Dellin Betances, the Mets’ most expensive offseason addition and key component of their question-mark bullpen, isn’t his usual, perennial-All-Star self yet. And he knows that. But he expects to get there.
“I feel like the more repetition I get, the better I'll be able to get,” he said Saturday. “I'm still not there right now.”
A noteworthy development in Betances’ four appearances: His fastball velocity is 93.5 mph, which is to say, his average is decidedly average. In years past, that was 4-5 mph faster.
During spring training, when he struggled to hit 90 in an exhibition game, Betances explained that that is not uncommon for him and that he gets to his high-90s norm slowly over the course of the preseason.
Then came the pandemic-induced hiatus, then a three-week camp, then this. Nearly five months after that first Grapefruit League appearance, he still isn’t back to normal.
Betances said his lower velocity is not surprising because he missed all but one game last season due to shoulder, lat and Achilles tendon injuries. He is pitching regularly now for the first time since October 2018.
“I missed a lot of time,” Betances said. “I felt like I was out of the game for a year and a half, so it's a little different this time.
“Obviously I’m not throwing as hard as I was throwing a couple years ago right now, so I got to make sure I’m attacking the strike zone as much as I can and changing speeds.”
Manager Luis Rojas said: “That’s something that we'll need to be keep monitoring.”
Betances tossed two scoreless innings across his first three appearances. But on Friday against the Braves, with his fastball slower than it was in previous games, Betances allowed four runs (two hits, two walks) in one-third of an inning. It was his third outing in four days.
“He told me he didn’t have a good feel for the ball, the grip or something,” Rojas said. “Dellin is a competitor. He wants the ball, he wants to go out there and do his thing. There's nothing he's complaining about as far as velo or things not going his way. He's tough.”
A throwing Thor
Noah Syndergaard’s step forward in his Tommy John surgery rehabilitation this week: He threw for the first time.
He posted on Instagram a video of the catch session. His partner? Mets prospect J.T. Ginn, their second-round draft pick in June. Both had surgery in March, and they have been rehabbing together at Cressey Sports Performance, a private facility in Palm Beach Gardens, Florida.
“Four and half month goes by fast,” Syndergaard wrote in the caption, “when the world is burning.”
Among the Mets’ trio of sidelined relievers, Jared Hughes (coronavirus) is closest to returning, Rojas said. He recently faced hitters on consecutive days, among his final tests.
“I heard that went really well,” Rojas said.

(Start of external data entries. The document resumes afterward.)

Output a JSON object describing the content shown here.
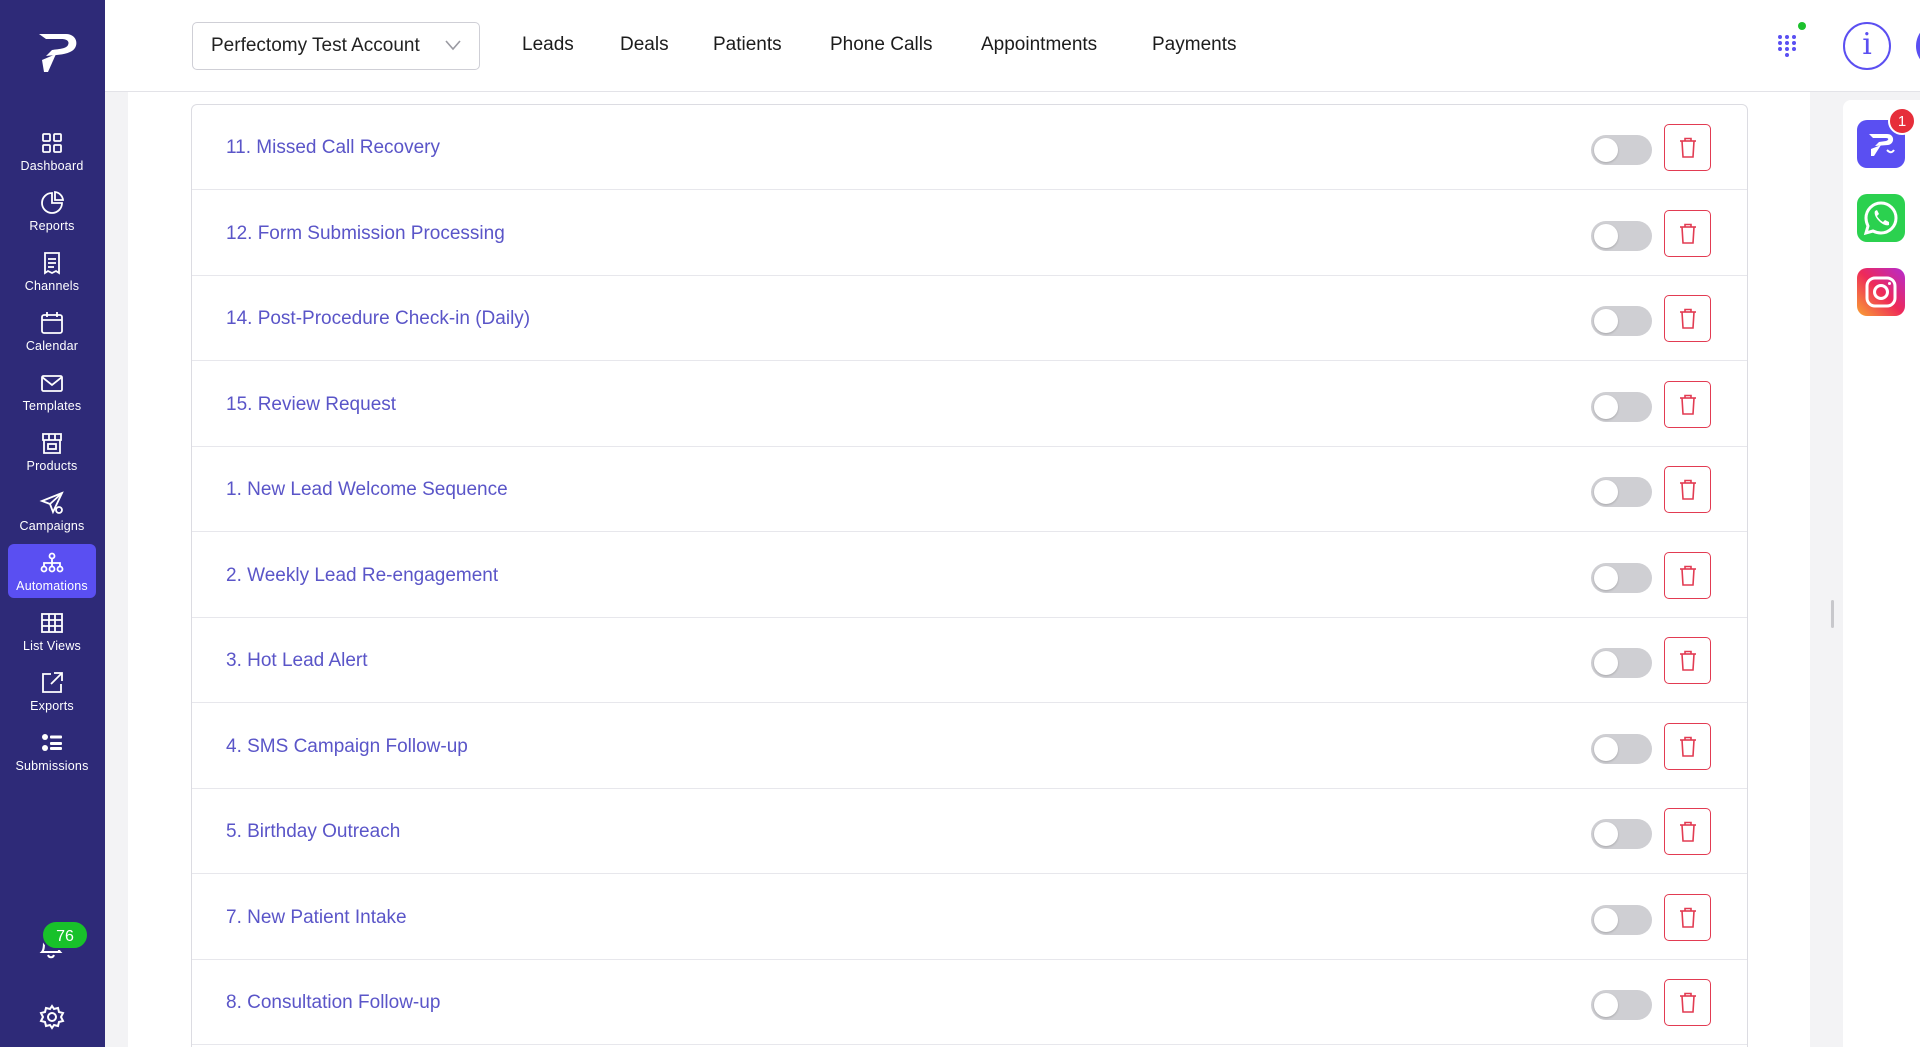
{
  "app": {
    "brand_color": "#5a4ff2",
    "sidebar_color": "#2e2a78"
  },
  "sidebar": {
    "items": [
      {
        "label": "Dashboard",
        "icon": "grid-icon"
      },
      {
        "label": "Reports",
        "icon": "pie-chart-icon"
      },
      {
        "label": "Channels",
        "icon": "document-list-icon"
      },
      {
        "label": "Calendar",
        "icon": "calendar-icon"
      },
      {
        "label": "Templates",
        "icon": "envelope-icon"
      },
      {
        "label": "Products",
        "icon": "store-icon"
      },
      {
        "label": "Campaigns",
        "icon": "paper-plane-icon"
      },
      {
        "label": "Automations",
        "icon": "hierarchy-icon",
        "active": true
      },
      {
        "label": "List Views",
        "icon": "table-icon"
      },
      {
        "label": "Exports",
        "icon": "export-icon"
      },
      {
        "label": "Submissions",
        "icon": "checklist-icon"
      }
    ],
    "notification_count": "76"
  },
  "header": {
    "account_selector": "Perfectomy Test Account",
    "nav": [
      "Leads",
      "Deals",
      "Patients",
      "Phone Calls",
      "Appointments",
      "Payments"
    ],
    "info_label": "i"
  },
  "automations": {
    "rows": [
      {
        "title": "11. Missed Call Recovery",
        "enabled": false
      },
      {
        "title": "12. Form Submission Processing",
        "enabled": false
      },
      {
        "title": "14. Post-Procedure Check-in (Daily)",
        "enabled": false
      },
      {
        "title": "15. Review Request",
        "enabled": false
      },
      {
        "title": "1. New Lead Welcome Sequence",
        "enabled": false
      },
      {
        "title": "2. Weekly Lead Re-engagement",
        "enabled": false
      },
      {
        "title": "3. Hot Lead Alert",
        "enabled": false
      },
      {
        "title": "4. SMS Campaign Follow-up",
        "enabled": false
      },
      {
        "title": "5. Birthday Outreach",
        "enabled": false
      },
      {
        "title": "7. New Patient Intake",
        "enabled": false
      },
      {
        "title": "8. Consultation Follow-up",
        "enabled": false
      }
    ]
  },
  "right_rail": {
    "messenger_badge": "1",
    "apps": [
      "perfectomy-messenger-icon",
      "whatsapp-icon",
      "instagram-icon"
    ]
  }
}
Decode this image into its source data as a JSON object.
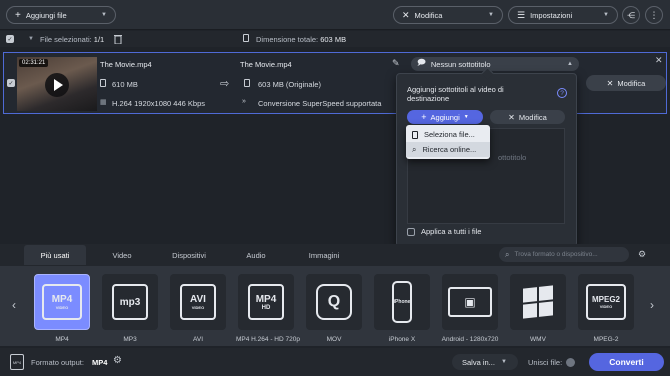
{
  "toolbar": {
    "add_files": "Aggiungi file",
    "edit": "Modifica",
    "settings": "Impostazioni"
  },
  "header": {
    "selected_label": "File selezionati:",
    "selected_count": "1/1",
    "total_size_label": "Dimensione totale:",
    "total_size": "603 MB"
  },
  "file": {
    "duration": "02:31:21",
    "source_name": "The Movie.mp4",
    "source_size": "610 MB",
    "source_info": "H.264 1920x1080 446 Kbps",
    "output_name": "The Movie.mp4",
    "output_size": "603 MB (Originale)",
    "superspeed": "Conversione SuperSpeed supportata",
    "edit_label": "Modifica"
  },
  "subtitles": {
    "selected": "Nessun sottotitolo",
    "popup_title": "Aggiungi sottotitoli al video di destinazione",
    "add_label": "Aggiungi",
    "edit_label": "Modifica",
    "placeholder_partial": "ottotitolo",
    "apply_all": "Applica a tutti i file",
    "menu": [
      "Seleziona file...",
      "Ricerca online..."
    ]
  },
  "tabs": [
    "Più usati",
    "Video",
    "Dispositivi",
    "Audio",
    "Immagini"
  ],
  "search_placeholder": "Trova formato o dispositivo...",
  "formats": [
    {
      "label": "MP4",
      "icon": "MP4"
    },
    {
      "label": "MP3",
      "icon": "mp3"
    },
    {
      "label": "AVI",
      "icon": "AVI"
    },
    {
      "label": "MP4 H.264 - HD 720p",
      "icon": "MP4"
    },
    {
      "label": "MOV",
      "icon": "quicktime"
    },
    {
      "label": "iPhone X",
      "icon": "iPhone"
    },
    {
      "label": "Android - 1280x720",
      "icon": "android"
    },
    {
      "label": "WMV",
      "icon": "windows"
    },
    {
      "label": "MPEG-2",
      "icon": "MPEG2"
    }
  ],
  "bottom": {
    "output_format_label": "Formato output:",
    "output_format": "MP4",
    "save_in": "Salva in...",
    "merge_label": "Unisci file:",
    "convert": "Converti"
  },
  "colors": {
    "accent": "#5566e0",
    "selected_format": "#7b8cff",
    "convert": "#5566e0"
  }
}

Robert Gsellman (right triceps tightness) also has faced hitters and is working toward pitching on back-to-back days. Brad Brach (coronavirus) is still limited to bullpen sessions.
Rojas said recent baseball coronavirus developments — including six teams not playing this weekend and the season maybe getting canceled — hasn’t distracted the Mets.
“Obviously it's concerning when you hear news and stuff happening, and there's been talks because it's in the news, it's on their phones,” Rojas said. “Some of the news coming out, we talked as a team that we were going to see probably some of these things happen. We trust the protocol, we trust the way things can operate and how we can behave as well as a team. I haven't seen any different from any of the guys. They're themselves.”
Rene Rivera, out with a hyperextended left elbow, suffered the injury during a swing Wednesday, Rojas said … Rojas on rookie Andres Gimenez, who entered Saturday 4-for-13 and has played third, short and second: “That kid, it’s incredible what he can do out on the field … This kid is a player. With that little juice in him, the little strength that he has, we’re seeing definitely a special kid here getting some big-league experience in different positions. Just great to have him.”